• Task to carry out
Would you copy the full listing that follows without changing a thing?

• Recorded data

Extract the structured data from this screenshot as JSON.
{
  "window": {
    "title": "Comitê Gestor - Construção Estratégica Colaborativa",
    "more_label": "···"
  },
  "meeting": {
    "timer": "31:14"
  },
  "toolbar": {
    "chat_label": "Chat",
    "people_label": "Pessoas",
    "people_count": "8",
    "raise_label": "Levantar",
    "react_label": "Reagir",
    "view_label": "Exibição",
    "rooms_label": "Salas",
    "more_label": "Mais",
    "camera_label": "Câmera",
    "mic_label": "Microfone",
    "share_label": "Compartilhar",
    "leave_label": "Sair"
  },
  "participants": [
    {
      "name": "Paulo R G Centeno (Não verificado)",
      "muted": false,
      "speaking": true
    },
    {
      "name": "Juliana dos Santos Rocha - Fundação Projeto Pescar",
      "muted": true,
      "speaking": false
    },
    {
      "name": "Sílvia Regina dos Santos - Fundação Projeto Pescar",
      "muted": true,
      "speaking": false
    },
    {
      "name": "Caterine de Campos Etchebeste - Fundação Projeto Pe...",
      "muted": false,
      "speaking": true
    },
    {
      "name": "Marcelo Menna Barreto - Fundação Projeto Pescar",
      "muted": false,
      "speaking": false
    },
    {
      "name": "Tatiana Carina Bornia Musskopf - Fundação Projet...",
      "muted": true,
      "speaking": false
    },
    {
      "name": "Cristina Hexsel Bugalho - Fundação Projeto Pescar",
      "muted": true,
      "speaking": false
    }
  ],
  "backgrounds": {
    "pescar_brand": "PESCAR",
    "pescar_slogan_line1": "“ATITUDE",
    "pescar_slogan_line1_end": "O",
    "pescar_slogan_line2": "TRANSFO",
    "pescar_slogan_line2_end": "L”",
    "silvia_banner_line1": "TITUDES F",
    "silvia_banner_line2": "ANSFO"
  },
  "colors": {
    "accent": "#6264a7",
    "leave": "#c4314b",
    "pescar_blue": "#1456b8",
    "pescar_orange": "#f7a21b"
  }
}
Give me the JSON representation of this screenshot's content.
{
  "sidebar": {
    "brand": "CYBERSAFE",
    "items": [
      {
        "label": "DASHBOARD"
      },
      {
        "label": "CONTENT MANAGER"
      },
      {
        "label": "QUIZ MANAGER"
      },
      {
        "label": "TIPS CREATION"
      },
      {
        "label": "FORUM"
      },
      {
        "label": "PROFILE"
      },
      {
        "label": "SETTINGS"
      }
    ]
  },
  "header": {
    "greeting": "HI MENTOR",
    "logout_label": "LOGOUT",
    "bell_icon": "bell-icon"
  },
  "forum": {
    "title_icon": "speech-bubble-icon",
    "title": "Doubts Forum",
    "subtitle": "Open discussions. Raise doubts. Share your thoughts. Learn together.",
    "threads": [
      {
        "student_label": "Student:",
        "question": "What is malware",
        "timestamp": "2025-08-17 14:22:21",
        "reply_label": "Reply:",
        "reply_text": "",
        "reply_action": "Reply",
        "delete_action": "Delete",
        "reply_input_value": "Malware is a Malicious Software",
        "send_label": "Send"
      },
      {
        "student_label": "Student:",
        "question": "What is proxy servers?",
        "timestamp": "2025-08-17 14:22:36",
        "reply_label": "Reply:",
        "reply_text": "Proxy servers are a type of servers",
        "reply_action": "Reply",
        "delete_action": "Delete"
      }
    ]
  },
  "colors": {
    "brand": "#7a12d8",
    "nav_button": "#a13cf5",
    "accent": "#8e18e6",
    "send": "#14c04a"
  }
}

• Output
Extract the structured data from this screenshot as JSON.
{
  "window": {
    "title": "Comitê Gestor - Construção Estratégica Colaborativa",
    "more_label": "···"
  },
  "meeting": {
    "timer": "31:14"
  },
  "toolbar": {
    "chat_label": "Chat",
    "people_label": "Pessoas",
    "people_count": "8",
    "raise_label": "Levantar",
    "react_label": "Reagir",
    "view_label": "Exibição",
    "rooms_label": "Salas",
    "more_label": "Mais",
    "camera_label": "Câmera",
    "mic_label": "Microfone",
    "share_label": "Compartilhar",
    "leave_label": "Sair"
  },
  "participants": [
    {
      "name": "Paulo R G Centeno (Não verificado)",
      "muted": false,
      "speaking": true
    },
    {
      "name": "Juliana dos Santos Rocha - Fundação Projeto Pescar",
      "muted": true,
      "speaking": false
    },
    {
      "name": "Sílvia Regina dos Santos - Fundação Projeto Pescar",
      "muted": true,
      "speaking": false
    },
    {
      "name": "Caterine de Campos Etchebeste - Fundação Projeto Pe...",
      "muted": false,
      "speaking": true
    },
    {
      "name": "Marcelo Menna Barreto - Fundação Projeto Pescar",
      "muted": false,
      "speaking": false
    },
    {
      "name": "Tatiana Carina Bornia Musskopf - Fundação Projet...",
      "muted": true,
      "speaking": false
    },
    {
      "name": "Cristina Hexsel Bugalho - Fundação Projeto Pescar",
      "muted": true,
      "speaking": false
    }
  ],
  "backgrounds": {
    "pescar_brand": "PESCAR",
    "pescar_slogan_line1": "“ATITUDE",
    "pescar_slogan_line1_end": "O",
    "pescar_slogan_line2": "TRANSFO",
    "pescar_slogan_line2_end": "L”",
    "silvia_banner_line1": "TITUDES F",
    "silvia_banner_line2": "ANSFO"
  },
  "colors": {
    "accent": "#6264a7",
    "leave": "#c4314b",
    "pescar_blue": "#1456b8",
    "pescar_orange": "#f7a21b"
  }
}
Give me the JSON representation of this screenshot's content.
{
  "sidebar": {
    "brand": "CYBERSAFE",
    "items": [
      {
        "label": "DASHBOARD"
      },
      {
        "label": "CONTENT MANAGER"
      },
      {
        "label": "QUIZ MANAGER"
      },
      {
        "label": "TIPS CREATION"
      },
      {
        "label": "FORUM"
      },
      {
        "label": "PROFILE"
      },
      {
        "label": "SETTINGS"
      }
    ]
  },
  "header": {
    "greeting": "HI MENTOR",
    "logout_label": "LOGOUT",
    "bell_icon": "bell-icon"
  },
  "forum": {
    "title_icon": "speech-bubble-icon",
    "title": "Doubts Forum",
    "subtitle": "Open discussions. Raise doubts. Share your thoughts. Learn together.",
    "threads": [
      {
        "student_label": "Student:",
        "question": "What is malware",
        "timestamp": "2025-08-17 14:22:21",
        "reply_label": "Reply:",
        "reply_text": "",
        "reply_action": "Reply",
        "delete_action": "Delete",
        "reply_input_value": "Malware is a Malicious Software",
        "send_label": "Send"
      },
      {
        "student_label": "Student:",
        "question": "What is proxy servers?",
        "timestamp": "2025-08-17 14:22:36",
        "reply_label": "Reply:",
        "reply_text": "Proxy servers are a type of servers",
        "reply_action": "Reply",
        "delete_action": "Delete"
      }
    ]
  },
  "colors": {
    "brand": "#7a12d8",
    "nav_button": "#a13cf5",
    "accent": "#8e18e6",
    "send": "#14c04a"
  }
}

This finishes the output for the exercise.